Same Situation in Mysore Also
The orchestrated propaganda that Tipu Sultan was tolerant and fair-minded towards the Hindus in Mysore is also without any foundation, as explained in history of Mysore written by Lewis Rice as well as M.M. Gopalrao. According to Lewis Rice, during the rule of Tipu Sultan, only two Hindu temples inside the Sreerangapatanam Fort were having daily pujas while the assets of all other temples were confiscated. Even in administrative matters,
Muslim bias was blatantly evident, especially in the matter of taxation policy. “Muslims were exempted from all taxes. Even those who were converted to Islamic faith were also allowed the same concessions,” says Gopal Rao. In the case of employment, Hindus were eliminated to the maximum extent possible. During the entire period of 16 years of Tipu Sultan’s rule, the only Hindu who had occupied any important official position was Purnaiyya.
Nightmarish Days of Padayottam (Military Regime)
However, Tipu and his Padayottam were a nightmare, especially for the Hindus of Malabar, whatever may be the arguments provided by Gidwani or the secularist historians who have specialized in proving a wolf to be a goat. There is no point in making it dark by closing one’s eyes.
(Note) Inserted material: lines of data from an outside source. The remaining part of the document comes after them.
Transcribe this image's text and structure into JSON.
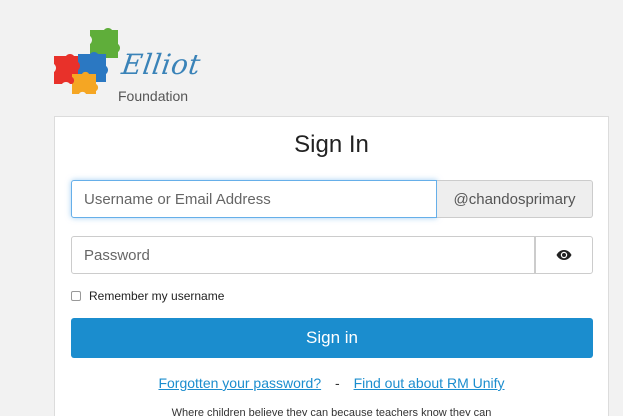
{
  "logo": {
    "script_text": "Elliot",
    "sub_text": "Foundation",
    "colors": {
      "red": "#e8312a",
      "green": "#5fae3a",
      "blue": "#2b78c2",
      "yellow": "#f5a623",
      "script": "#3a83b8"
    }
  },
  "form": {
    "title": "Sign In",
    "username_placeholder": "Username or Email Address",
    "domain_suffix": "@chandosprimary",
    "password_placeholder": "Password",
    "show_password_icon": "eye-icon",
    "remember_label": "Remember my username",
    "signin_label": "Sign in",
    "forgot_link": "Forgotten your password?",
    "separator": "-",
    "rm_unify_link": "Find out about RM Unify",
    "tagline": "Where children believe they can because teachers know they can"
  },
  "colors": {
    "primary": "#1b8dce",
    "background": "#f2f2f2",
    "focus": "#66afe9"
  }
}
Under these circumstances, a TV serial glorifying Tipu Sultan as a magnanimous person can only remind the Hindus of Malabar about the nightmare experienced by their forefathers during the cruel military regime of Tipu Sultan. That can, in turn, shatter the prevailing communal harmony and peace in Kerala.
Opposition to the proposed TV serial on Tipu Sultan is not inspired by religious sentiments alone. It is also not against anybody’s freedom to make a tele-serial based on a novel. It is the people’s objection and anger against the Government’s attempts to project a historical personality by suppressing, distorting and falsifying authentic historical evidence about his life and deeds. The official media like television and radio networks have certain basic obligations towards the public. Not to misguide the people, especially by falsification and distortion of recorded history, is the most important obligation. Therefore, projection of a tele-serial based on Gidwani’s scandalous novel is outside the broad framework of basic guidelines and objectives. That should not be allowed.
Kesari (Malayalam Weekly), February 25, 1990